* _Exercise objective_
Nothing in the records should change; write them all out again.
----------------------------------------
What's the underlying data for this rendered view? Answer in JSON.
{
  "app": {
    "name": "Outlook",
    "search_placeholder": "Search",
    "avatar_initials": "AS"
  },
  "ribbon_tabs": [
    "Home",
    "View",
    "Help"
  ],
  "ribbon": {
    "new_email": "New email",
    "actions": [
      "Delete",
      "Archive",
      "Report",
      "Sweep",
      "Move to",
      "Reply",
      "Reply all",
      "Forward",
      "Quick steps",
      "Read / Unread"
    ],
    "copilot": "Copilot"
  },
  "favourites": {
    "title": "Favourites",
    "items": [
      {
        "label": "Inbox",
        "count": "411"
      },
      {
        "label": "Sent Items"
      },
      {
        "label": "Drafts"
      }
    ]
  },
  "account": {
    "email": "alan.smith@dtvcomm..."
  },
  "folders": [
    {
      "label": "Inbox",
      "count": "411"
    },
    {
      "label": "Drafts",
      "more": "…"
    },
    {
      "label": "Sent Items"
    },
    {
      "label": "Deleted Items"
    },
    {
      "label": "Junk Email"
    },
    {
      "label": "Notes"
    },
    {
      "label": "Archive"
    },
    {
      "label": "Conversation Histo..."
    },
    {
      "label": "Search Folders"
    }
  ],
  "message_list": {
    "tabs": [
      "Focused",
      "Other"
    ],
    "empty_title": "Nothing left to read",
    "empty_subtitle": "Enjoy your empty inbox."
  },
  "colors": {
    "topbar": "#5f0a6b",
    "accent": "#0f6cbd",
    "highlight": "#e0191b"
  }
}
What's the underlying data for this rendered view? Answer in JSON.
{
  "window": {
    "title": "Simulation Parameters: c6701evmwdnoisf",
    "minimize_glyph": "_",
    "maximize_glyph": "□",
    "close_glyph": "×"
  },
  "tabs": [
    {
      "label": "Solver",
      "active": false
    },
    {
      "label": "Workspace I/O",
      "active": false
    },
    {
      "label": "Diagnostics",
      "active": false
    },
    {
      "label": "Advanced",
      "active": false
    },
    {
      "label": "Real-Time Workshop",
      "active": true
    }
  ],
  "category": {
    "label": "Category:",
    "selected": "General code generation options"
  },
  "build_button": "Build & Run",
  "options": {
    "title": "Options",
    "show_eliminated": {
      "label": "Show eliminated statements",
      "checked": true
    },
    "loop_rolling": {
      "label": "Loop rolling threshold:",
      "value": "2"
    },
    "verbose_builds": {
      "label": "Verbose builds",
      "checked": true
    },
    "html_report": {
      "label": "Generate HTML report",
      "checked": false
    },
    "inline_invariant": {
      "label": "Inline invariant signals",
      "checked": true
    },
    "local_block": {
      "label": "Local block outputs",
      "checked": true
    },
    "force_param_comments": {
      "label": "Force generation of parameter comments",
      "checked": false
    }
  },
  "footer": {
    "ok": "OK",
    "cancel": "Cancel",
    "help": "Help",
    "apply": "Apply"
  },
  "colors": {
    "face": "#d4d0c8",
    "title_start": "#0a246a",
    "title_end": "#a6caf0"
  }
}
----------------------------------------
* _Exercise solution_
What's the underlying data for this rendered view? Answer in JSON.
{
  "app": {
    "name": "Outlook",
    "search_placeholder": "Search",
    "avatar_initials": "AS"
  },
  "ribbon_tabs": [
    "Home",
    "View",
    "Help"
  ],
  "ribbon": {
    "new_email": "New email",
    "actions": [
      "Delete",
      "Archive",
      "Report",
      "Sweep",
      "Move to",
      "Reply",
      "Reply all",
      "Forward",
      "Quick steps",
      "Read / Unread"
    ],
    "copilot": "Copilot"
  },
  "favourites": {
    "title": "Favourites",
    "items": [
      {
        "label": "Inbox",
        "count": "411"
      },
      {
        "label": "Sent Items"
      },
      {
        "label": "Drafts"
      }
    ]
  },
  "account": {
    "email": "alan.smith@dtvcomm..."
  },
  "folders": [
    {
      "label": "Inbox",
      "count": "411"
    },
    {
      "label": "Drafts",
      "more": "…"
    },
    {
      "label": "Sent Items"
    },
    {
      "label": "Deleted Items"
    },
    {
      "label": "Junk Email"
    },
    {
      "label": "Notes"
    },
    {
      "label": "Archive"
    },
    {
      "label": "Conversation Histo..."
    },
    {
      "label": "Search Folders"
    }
  ],
  "message_list": {
    "tabs": [
      "Focused",
      "Other"
    ],
    "empty_title": "Nothing left to read",
    "empty_subtitle": "Enjoy your empty inbox."
  },
  "colors": {
    "topbar": "#5f0a6b",
    "accent": "#0f6cbd",
    "highlight": "#e0191b"
  }
}
What's the underlying data for this rendered view? Answer in JSON.
{
  "window": {
    "title": "Simulation Parameters: c6701evmwdnoisf",
    "minimize_glyph": "_",
    "maximize_glyph": "□",
    "close_glyph": "×"
  },
  "tabs": [
    {
      "label": "Solver",
      "active": false
    },
    {
      "label": "Workspace I/O",
      "active": false
    },
    {
      "label": "Diagnostics",
      "active": false
    },
    {
      "label": "Advanced",
      "active": false
    },
    {
      "label": "Real-Time Workshop",
      "active": true
    }
  ],
  "category": {
    "label": "Category:",
    "selected": "General code generation options"
  },
  "build_button": "Build & Run",
  "options": {
    "title": "Options",
    "show_eliminated": {
      "label": "Show eliminated statements",
      "checked": true
    },
    "loop_rolling": {
      "label": "Loop rolling threshold:",
      "value": "2"
    },
    "verbose_builds": {
      "label": "Verbose builds",
      "checked": true
    },
    "html_report": {
      "label": "Generate HTML report",
      "checked": false
    },
    "inline_invariant": {
      "label": "Inline invariant signals",
      "checked": true
    },
    "local_block": {
      "label": "Local block outputs",
      "checked": true
    },
    "force_param_comments": {
      "label": "Force generation of parameter comments",
      "checked": false
    }
  },
  "footer": {
    "ok": "OK",
    "cancel": "Cancel",
    "help": "Help",
    "apply": "Apply"
  },
  "colors": {
    "face": "#d4d0c8",
    "title_start": "#0a246a",
    "title_end": "#a6caf0"
  }
}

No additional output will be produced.